(Exercise instructions) Although the records contain pictures, only their text should be repeated, exactly as it stands.

--------------------------------

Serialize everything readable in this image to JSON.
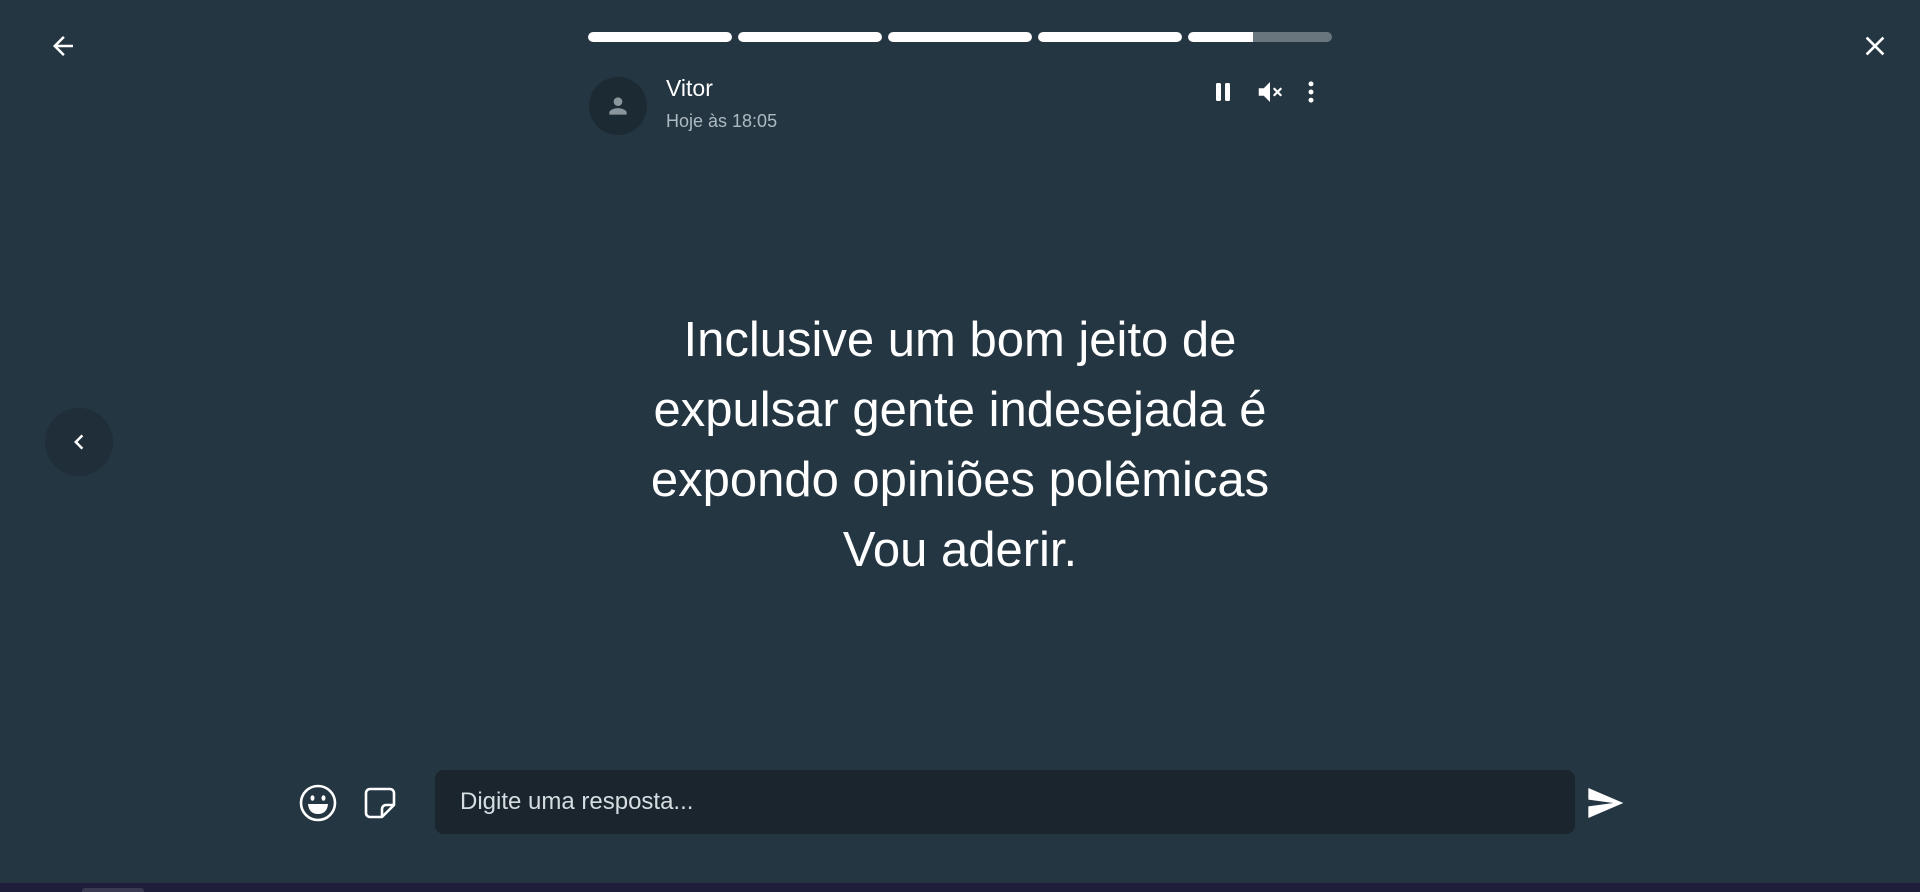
{
  "story": {
    "author": "Vitor",
    "timestamp": "Hoje às 18:05",
    "text": "Inclusive um bom jeito de\nexpulsar gente indesejada é\nexpondo opiniões polêmicas\nVou aderir.",
    "segments": [
      {
        "progress": 1.0
      },
      {
        "progress": 1.0
      },
      {
        "progress": 1.0
      },
      {
        "progress": 1.0
      },
      {
        "progress": 0.45
      }
    ]
  },
  "controls": {
    "back_icon": "arrow-left-icon",
    "close_icon": "close-icon",
    "pause_icon": "pause-icon",
    "mute_icon": "volume-muted-icon",
    "menu_icon": "more-vertical-icon",
    "prev_icon": "chevron-left-icon"
  },
  "reply": {
    "placeholder": "Digite uma resposta...",
    "value": "",
    "emoji_icon": "emoji-icon",
    "sticker_icon": "sticker-icon",
    "send_icon": "send-icon"
  },
  "colors": {
    "background": "#243642",
    "input_background": "#1a252d",
    "secondary_text": "#aebac1",
    "progress_fill": "#ffffff"
  }
}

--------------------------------

(Written solution)
Serialize everything readable in this image to JSON.
{
  "story": {
    "author": "Vitor",
    "timestamp": "Hoje às 18:05",
    "text": "Inclusive um bom jeito de\nexpulsar gente indesejada é\nexpondo opiniões polêmicas\nVou aderir.",
    "segments": [
      {
        "progress": 1.0
      },
      {
        "progress": 1.0
      },
      {
        "progress": 1.0
      },
      {
        "progress": 1.0
      },
      {
        "progress": 0.45
      }
    ]
  },
  "controls": {
    "back_icon": "arrow-left-icon",
    "close_icon": "close-icon",
    "pause_icon": "pause-icon",
    "mute_icon": "volume-muted-icon",
    "menu_icon": "more-vertical-icon",
    "prev_icon": "chevron-left-icon"
  },
  "reply": {
    "placeholder": "Digite uma resposta...",
    "value": "",
    "emoji_icon": "emoji-icon",
    "sticker_icon": "sticker-icon",
    "send_icon": "send-icon"
  },
  "colors": {
    "background": "#243642",
    "input_background": "#1a252d",
    "secondary_text": "#aebac1",
    "progress_fill": "#ffffff"
  }
}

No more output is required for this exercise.